NEW YORK — The South Korean tech giant on Sunday unveiled the Samsung Galaxy S9 and S9+ at Mobile World Congress in Barcelona, the world’s largest phone show.
While the phones are about the same size as the previous versions, the Galaxy S8 and S8+, the screens are brighter and slightly bigger. They have an advanced camera and stereo speakers, along with fun new tools, such as AR emoji, photo language translation and improved slow-motion video.
“Consumers are expressing themselves more,” Suzanne De Silva, Samsung director of product strategy and marketing, said at a media event in New York ahead of the launch.
“We don’t really call each other as much as we text, and that text has gotten richer. We’re adding images and emojis [to everything],” she said.
Like other Samsung Galaxy phones, the S9 is water resistant and touts an infinity display, wireless charging, and a headphone jack. It also features enhanced facial recognition to better compete with the iPhone X.
The device will initially be available in black, blue, and purple, with a gray option coming later.
Pre-orders start on Friday March 2, and the new phones will be available in stores on March 16. The S9 costs $720 for an unlocked device, while the S9+ is available for $840.
Although the Samsung Galaxy S9 builds on where the Galaxy S8 left off, does it have enough wow factor?
It’s certainly not a revolutionary model, but fans may be convinced to upgrade for the camera, better audio for video streaming, and other unique features like ultra-slow motion video.
The brightest spot of Samsung devices has long been its camera. Its latest smartphone is no exception.
The new camera can take sharper photos in challenging lighting conditions than previous models. It has a dual camera and a new dual aperture that works like a human eye to adjust to bright or dark lighting. It makes sure photos are crisp and clear even in difficult lighting, and the aperture can switch between F2.4 and F1.5 to let in more or less light.
A fun slow-motion tool lets users take videos that are 32 times slower than traditional video. This can give you quirky, shareable shots that the phone automatically matches with music. For example, when someone throws confetti in slow motion, the phone pairs the video with upbeat music. (The music can be changed if Samsung misses the mark).
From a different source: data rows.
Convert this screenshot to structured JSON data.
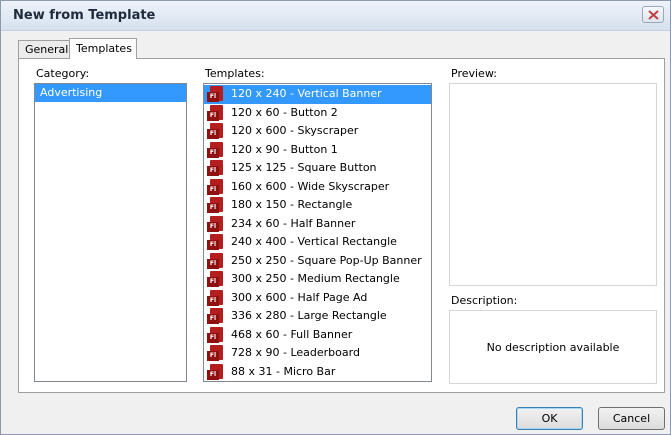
{
  "window": {
    "title": "New from Template"
  },
  "tabs": [
    {
      "label": "General",
      "active": false
    },
    {
      "label": "Templates",
      "active": true
    }
  ],
  "category": {
    "label": "Category:",
    "items": [
      {
        "label": "Advertising",
        "selected": true
      }
    ]
  },
  "templates": {
    "label": "Templates:",
    "icon": "flash-file-icon",
    "items": [
      {
        "label": "120 x 240 - Vertical Banner",
        "selected": true
      },
      {
        "label": "120 x 60 - Button 2"
      },
      {
        "label": "120 x 600 - Skyscraper"
      },
      {
        "label": "120 x 90 - Button 1"
      },
      {
        "label": "125 x 125 - Square Button"
      },
      {
        "label": "160 x 600 - Wide Skyscraper"
      },
      {
        "label": "180 x 150 - Rectangle"
      },
      {
        "label": "234 x 60 - Half Banner"
      },
      {
        "label": "240 x 400 - Vertical Rectangle"
      },
      {
        "label": "250 x 250 - Square Pop-Up Banner"
      },
      {
        "label": "300 x 250 - Medium Rectangle"
      },
      {
        "label": "300 x 600 - Half Page Ad"
      },
      {
        "label": "336 x 280 - Large Rectangle"
      },
      {
        "label": "468 x 60 - Full Banner"
      },
      {
        "label": "728 x 90 - Leaderboard"
      },
      {
        "label": "88 x 31 - Micro Bar"
      }
    ]
  },
  "preview": {
    "label": "Preview:"
  },
  "description": {
    "label": "Description:",
    "text": "No description available"
  },
  "buttons": {
    "ok": "OK",
    "cancel": "Cancel"
  },
  "colors": {
    "selection": "#3399ff",
    "flash_icon": "#b51e1e"
  }
}
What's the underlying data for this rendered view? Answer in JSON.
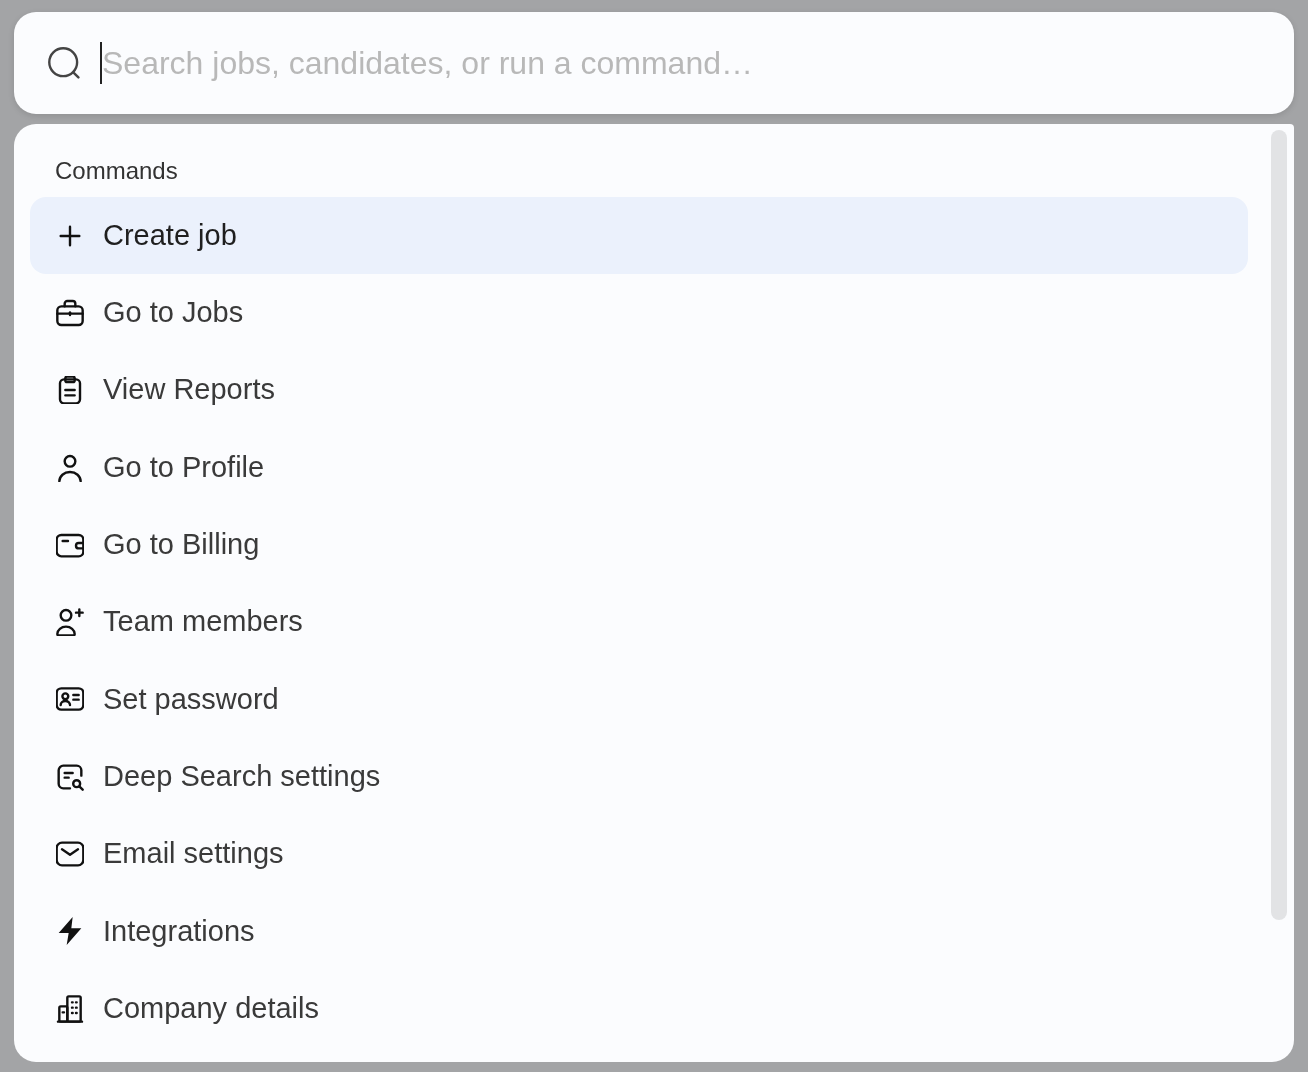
{
  "search": {
    "placeholder": "Search jobs, candidates, or run a command…",
    "focused": true
  },
  "groups": [
    {
      "heading": "Commands",
      "items": [
        {
          "label": "Create job",
          "selected": true
        },
        {
          "label": "Go to Jobs",
          "selected": false
        },
        {
          "label": "View Reports",
          "selected": false
        },
        {
          "label": "Go to Profile",
          "selected": false
        },
        {
          "label": "Go to Billing",
          "selected": false
        },
        {
          "label": "Team members",
          "selected": false
        },
        {
          "label": "Set password",
          "selected": false
        },
        {
          "label": "Deep Search settings",
          "selected": false
        },
        {
          "label": "Email settings",
          "selected": false
        },
        {
          "label": "Integrations",
          "selected": false
        },
        {
          "label": "Company details",
          "selected": false
        }
      ]
    }
  ]
}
AR emoji, translation tools
In a bid to take on one of the buzziest new iOS features, Animoji, Samsung’s new AR emoji mirror your facial expressions. But the difference is that Samsung’s version turns you into a cartoon based on a selfie, similar to the concept behind Snapchat’s popular Bitmoji app.
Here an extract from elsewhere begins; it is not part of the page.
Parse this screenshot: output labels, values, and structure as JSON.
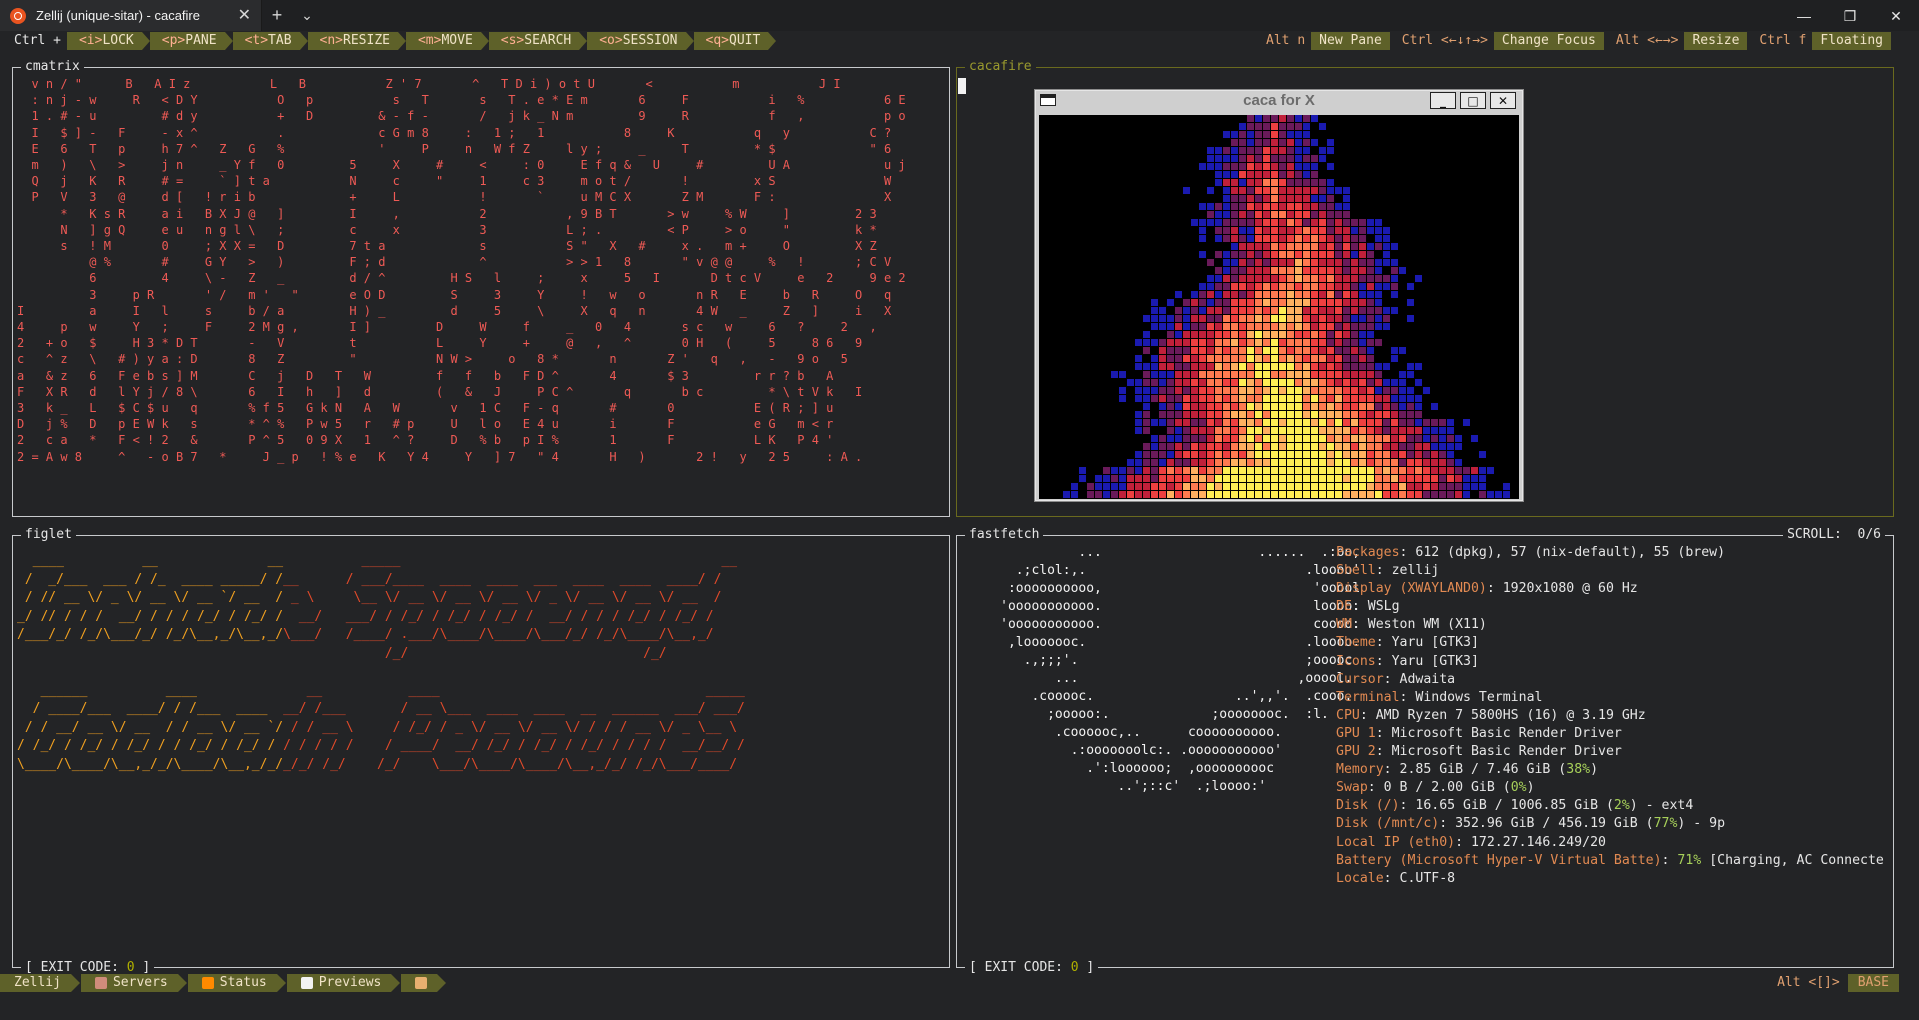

You can customize features like hair and clothing, and add accessories like glasses. They’ll appear in 18 pre-set GIFs attached to your keyboard. Users can turn themselves into characters like a bunny or cat, too.
While the personalized AR emoji feature does a solid job of mimicking, the bunny or cat characters were less accurate and expressive during our tests.
The S9 also has a useful live language translation feature that lets scan objects like a sign or a menu. While the tool is virtually the same as an existing feature on Google Translate’s app, adding it to Samsung’s camera could lead to wider consumer use.
You can hold the camera up to an object and get a fast translation. But the coolest part about it is that it’s not giving you subtitles. It overlays the object and virtually deletes the original text, replacing it with your native language via Google Translate. It’s available in 54 languages.
Although Samsung has offered facial recognition on its Galaxy devices for a while, it’s ramping up its efforts even more to compete with the iPhone X’s new Face ID feature.
Its new “intelligent scan” tool blends its facial recognition and iris scanner.Depending on the lighting, the tool determines whether to unlock the phone with its iris scanner or facial recognition. The iris scanner, which allows you to open the phone with your eyes, has had challenges working in direct sunlight.
It will be easy for the Samsung Galaxy S9 to stand out at the mobile conference in Spain this week because other major smartphone brands such as Huawei and LG are not expected to launch new flagship phones, according to Thomas Husson, vice president at research firm Forrester.
“Samsung has a great marketing window of opportunity to claim innovation leadership on the high-end smartphone segment,” he said.
Samsung has surpassed a number of challenges in the past year and a half, including faulty batteries in its Galaxy Note 7 phones and Lee Jae-yong, the company’s de facto leader, being found guilty of bribery and other corruption charges. Nevertheless, the company has reported record earnings of $50 billion in 2017. It’s also the world’s largest smartphone manufacturer and chipmaker.
“The Note 7 debacle seems to be firmly behind it,” said David McQueen, research director of consumer devices and strategic technology at ABI Research. “This doesn’t seem to have damaged the brand.”